### [Aim of the task]
Find and return every line of the data that contains the word "Watercolor".

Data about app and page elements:
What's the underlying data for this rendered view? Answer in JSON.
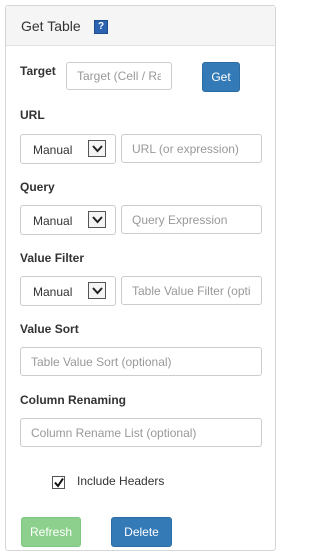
{
  "panel": {
    "title": "Get Table",
    "help_glyph": "?"
  },
  "target": {
    "label": "Target",
    "placeholder": "Target (Cell / Range)",
    "button_label": "Get"
  },
  "url": {
    "label": "URL",
    "mode": "Manual",
    "placeholder": "URL (or expression)"
  },
  "query": {
    "label": "Query",
    "mode": "Manual",
    "placeholder": "Query Expression"
  },
  "value_filter": {
    "label": "Value Filter",
    "mode": "Manual",
    "placeholder": "Table Value Filter (optional)"
  },
  "value_sort": {
    "label": "Value Sort",
    "placeholder": "Table Value Sort (optional)"
  },
  "column_renaming": {
    "label": "Column Renaming",
    "placeholder": "Column Rename List (optional)"
  },
  "include_headers": {
    "label": "Include Headers",
    "checked": true
  },
  "actions": {
    "refresh_label": "Refresh",
    "delete_label": "Delete"
  },
  "colors": {
    "primary": "#337ab7",
    "success_disabled": "#8dd08d",
    "help_icon": "#2c63b0"
  }
}
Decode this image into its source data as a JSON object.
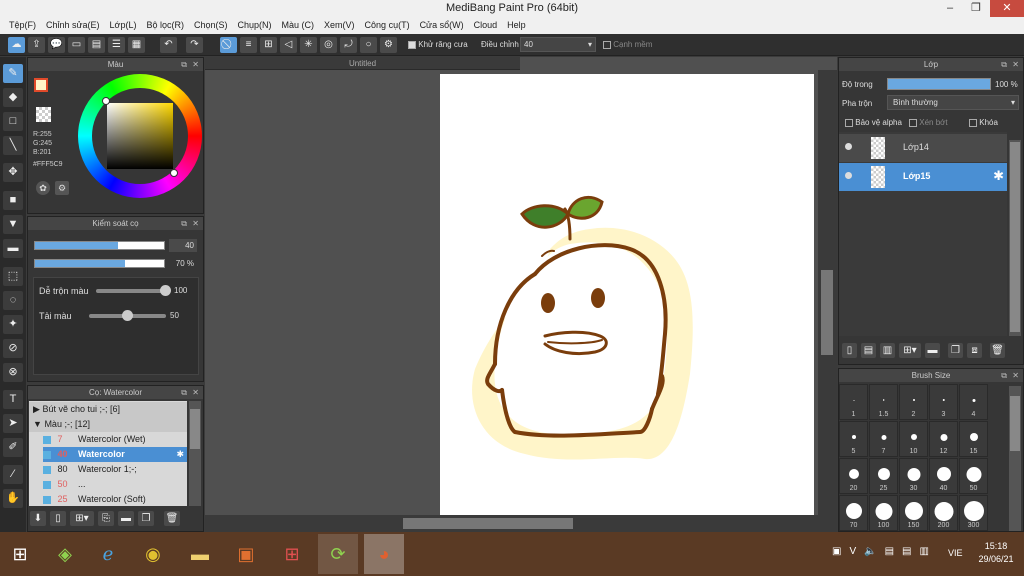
{
  "window": {
    "title": "MediBang Paint Pro (64bit)",
    "min": "–",
    "max": "❐",
    "close": "✕"
  },
  "menu": [
    "Tệp(F)",
    "Chỉnh sửa(E)",
    "Lớp(L)",
    "Bộ lọc(R)",
    "Chọn(S)",
    "Chụp(N)",
    "Màu (C)",
    "Xem(V)",
    "Công cụ(T)",
    "Cửa sổ(W)",
    "Cloud",
    "Help"
  ],
  "toolbar": {
    "antialias_label": "Khử răng cưa",
    "adjust_label": "Điều chỉnh",
    "adjust_value": "40",
    "edge_label": "Cạnh mềm"
  },
  "color_panel": {
    "title": "Màu",
    "r": "R:255",
    "g": "G:245",
    "b": "B:201",
    "hex": "#FFF5C9",
    "fg_color": "#fff5c9"
  },
  "brush_control": {
    "title": "Kiểm soát cọ",
    "size_value": "40",
    "size_fraction": 0.64,
    "opacity_value": "70 %",
    "opacity_fraction": 0.7,
    "blend_label": "Dễ trộn màu",
    "blend_value": "100",
    "blend_fraction": 1.0,
    "amount_label": "Tải màu",
    "amount_value": "50",
    "amount_fraction": 0.5
  },
  "brush_panel": {
    "title": "Cọ: Watercolor",
    "groups": [
      {
        "label": "Bút vẽ cho tui ;-; [6]"
      },
      {
        "label": "Màu ;-; [12]"
      }
    ],
    "items": [
      {
        "size": "7",
        "name": "Watercolor (Wet)"
      },
      {
        "size": "40",
        "name": "Watercolor"
      },
      {
        "size": "80",
        "name": "Watercolor 1;-;"
      },
      {
        "size": "50",
        "name": "..."
      },
      {
        "size": "25",
        "name": "Watercolor (Soft)"
      }
    ]
  },
  "document": {
    "tab": "Untitled"
  },
  "layer_panel": {
    "title": "Lớp",
    "opacity_label": "Độ trong",
    "opacity_value": "100 %",
    "opacity_fraction": 1.0,
    "blend_label": "Pha trộn",
    "blend_value": "Bình thường",
    "protect_alpha": "Bảo vệ alpha",
    "clipping": "Xén bớt",
    "lock": "Khóa",
    "layers": [
      {
        "name": "Lớp14"
      },
      {
        "name": "Lớp15"
      }
    ]
  },
  "brush_size": {
    "title": "Brush Size",
    "sizes": [
      "1",
      "1.5",
      "2",
      "3",
      "4",
      "5",
      "7",
      "10",
      "12",
      "15",
      "20",
      "25",
      "30",
      "40",
      "50",
      "70",
      "100",
      "150",
      "200",
      "300"
    ]
  },
  "taskbar": {
    "lang": "VIE",
    "time": "15:18",
    "date": "29/06/21"
  },
  "colors": {
    "accent": "#5b9bd8",
    "selected_row": "#4a8fd3",
    "brown": "#7a3d0c",
    "cream": "#fff5c9",
    "leaf": "#3f7f2a"
  }
}
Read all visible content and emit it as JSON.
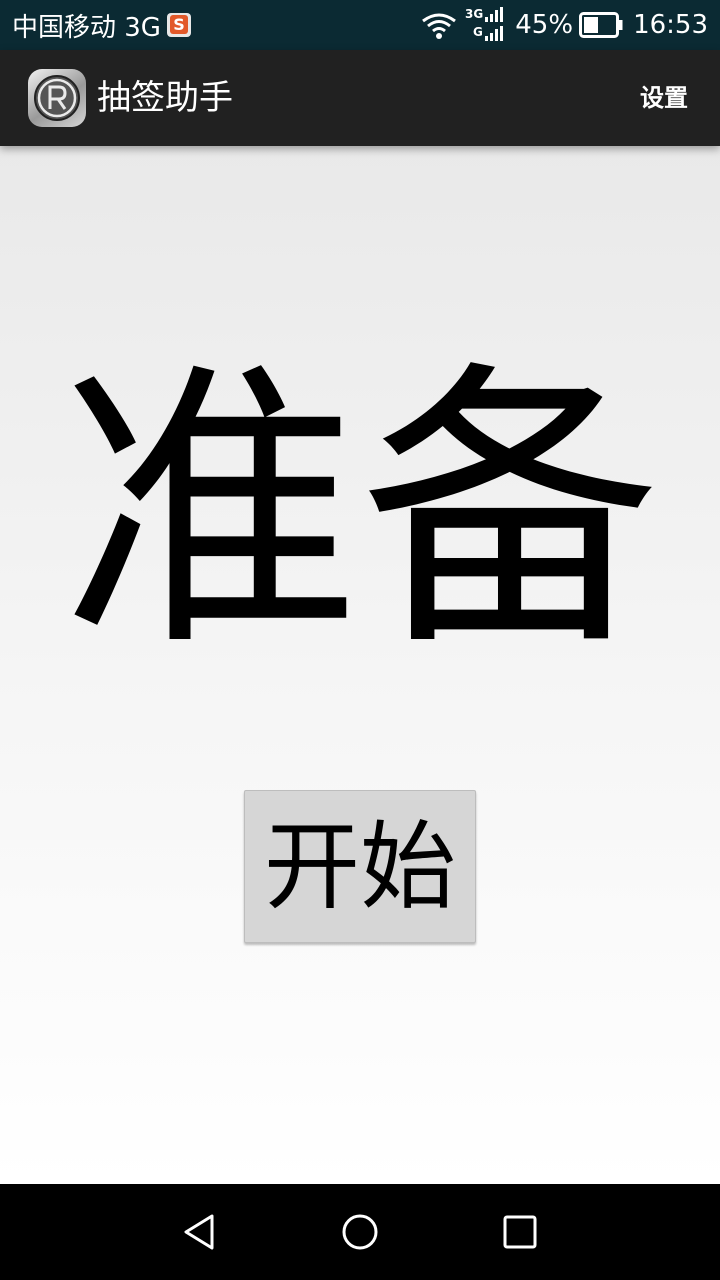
{
  "status_bar": {
    "carrier": "中国移动 3G",
    "battery_percent": "45%",
    "time": "16:53",
    "network_label_top": "3G",
    "network_label_bottom": "G",
    "icons": [
      "sohu-icon",
      "wifi-icon",
      "signal-icon",
      "battery-icon"
    ],
    "battery_level": 0.45
  },
  "action_bar": {
    "app_title": "抽签助手",
    "settings_label": "设置",
    "app_icon": "registered-trademark-icon"
  },
  "main": {
    "result_text": "准备",
    "start_button_label": "开始"
  },
  "nav_bar": {
    "icons": [
      "back-icon",
      "home-icon",
      "recent-apps-icon"
    ]
  },
  "colors": {
    "status_bar_bg": "#0b2a33",
    "action_bar_bg": "#212121",
    "button_bg": "#d6d6d6",
    "nav_bar_bg": "#000000"
  }
}
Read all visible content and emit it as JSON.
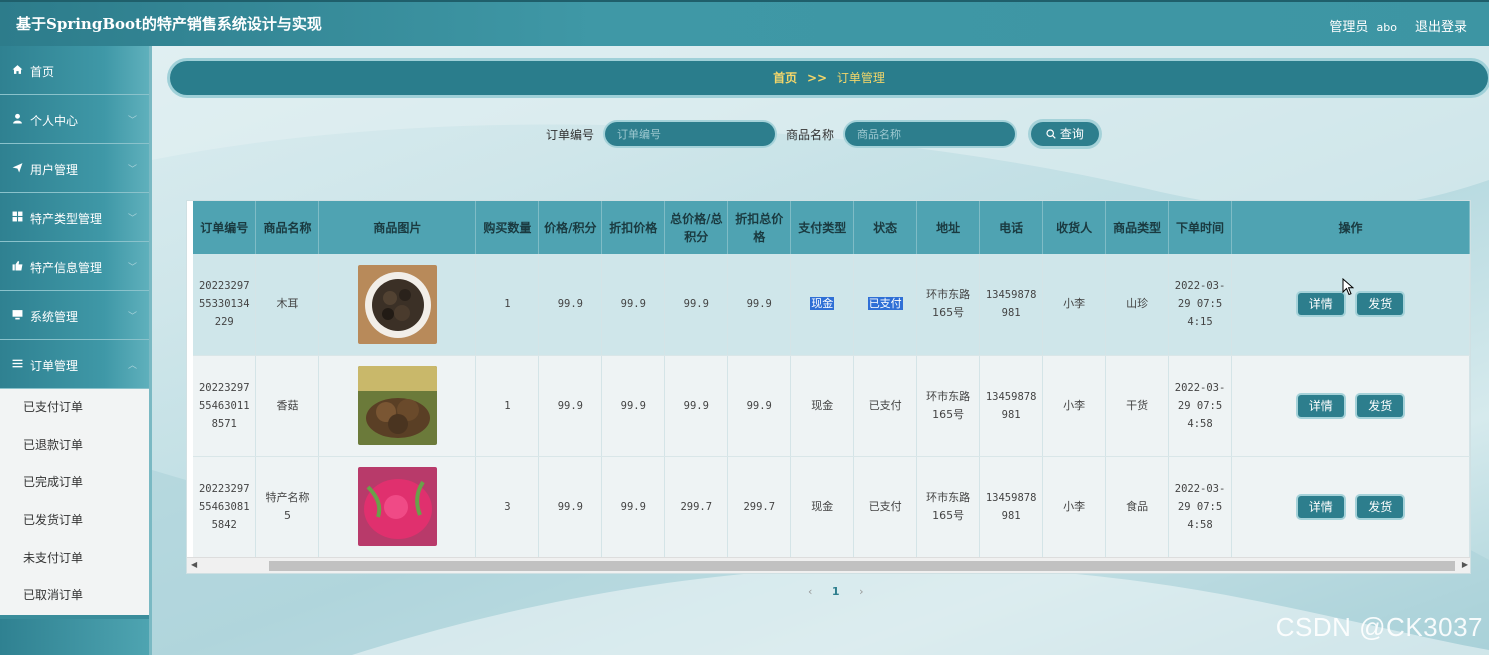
{
  "header": {
    "title": "基于SpringBoot的特产销售系统设计与实现",
    "user_role": "管理员",
    "user_name": "abo",
    "logout": "退出登录"
  },
  "sidebar": {
    "items": [
      {
        "label": "首页",
        "icon": "home-icon"
      },
      {
        "label": "个人中心",
        "icon": "user-icon"
      },
      {
        "label": "用户管理",
        "icon": "send-icon"
      },
      {
        "label": "特产类型管理",
        "icon": "grid-icon"
      },
      {
        "label": "特产信息管理",
        "icon": "thumb-icon"
      },
      {
        "label": "系统管理",
        "icon": "monitor-icon"
      },
      {
        "label": "订单管理",
        "icon": "list-icon"
      }
    ],
    "sub_items": [
      "已支付订单",
      "已退款订单",
      "已完成订单",
      "已发货订单",
      "未支付订单",
      "已取消订单"
    ]
  },
  "breadcrumb": {
    "home": "首页",
    "sep": ">>",
    "current": "订单管理"
  },
  "search": {
    "order_label": "订单编号",
    "order_placeholder": "订单编号",
    "product_label": "商品名称",
    "product_placeholder": "商品名称",
    "button": "查询"
  },
  "table": {
    "headers": [
      "订单编号",
      "商品名称",
      "商品图片",
      "购买数量",
      "价格/积分",
      "折扣价格",
      "总价格/总积分",
      "折扣总价格",
      "支付类型",
      "状态",
      "地址",
      "电话",
      "收货人",
      "商品类型",
      "下单时间",
      "操作"
    ],
    "rows": [
      {
        "order_no": "20223297553301 34229",
        "order_no_lines": [
          "20223297",
          "55330134",
          "229"
        ],
        "name": "木耳",
        "qty": "1",
        "price": "99.9",
        "discount_price": "99.9",
        "total": "99.9",
        "discount_total": "99.9",
        "pay_type": "现金",
        "status": "已支付",
        "address_lines": [
          "环市东路",
          "165号"
        ],
        "phone_lines": [
          "13459878",
          "981"
        ],
        "receiver": "小李",
        "category": "山珍",
        "time_lines": [
          "2022-03-",
          "29 07:5",
          "4:15"
        ]
      },
      {
        "order_no_lines": [
          "20223297",
          "55463011",
          "8571"
        ],
        "name": "香菇",
        "qty": "1",
        "price": "99.9",
        "discount_price": "99.9",
        "total": "99.9",
        "discount_total": "99.9",
        "pay_type": "现金",
        "status": "已支付",
        "address_lines": [
          "环市东路",
          "165号"
        ],
        "phone_lines": [
          "13459878",
          "981"
        ],
        "receiver": "小李",
        "category": "干货",
        "time_lines": [
          "2022-03-",
          "29 07:5",
          "4:58"
        ]
      },
      {
        "order_no_lines": [
          "20223297",
          "55463081",
          "5842"
        ],
        "name_lines": [
          "特产名称",
          "5"
        ],
        "qty": "3",
        "price": "99.9",
        "discount_price": "99.9",
        "total": "299.7",
        "discount_total": "299.7",
        "pay_type": "现金",
        "status": "已支付",
        "address_lines": [
          "环市东路",
          "165号"
        ],
        "phone_lines": [
          "13459878",
          "981"
        ],
        "receiver": "小李",
        "category": "食品",
        "time_lines": [
          "2022-03-",
          "29 07:5",
          "4:58"
        ]
      }
    ],
    "actions": {
      "detail": "详情",
      "ship": "发货"
    }
  },
  "pager": {
    "prev": "‹",
    "current": "1",
    "next": "›"
  },
  "watermark": "CSDN @CK3037",
  "colors": {
    "primary": "#2d7e8d",
    "header": "#4fa3b2",
    "accent_text": "#f3d66a",
    "selection": "#2f6fd6"
  }
}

### [Output for this task]
    "title": "Cọ: Watercolor",
        "name": "Watercolor (Wet)"
        "name": "Watercolor"
        "name": "Watercolor 1;-;"
        "name": "Watercolor (Soft)"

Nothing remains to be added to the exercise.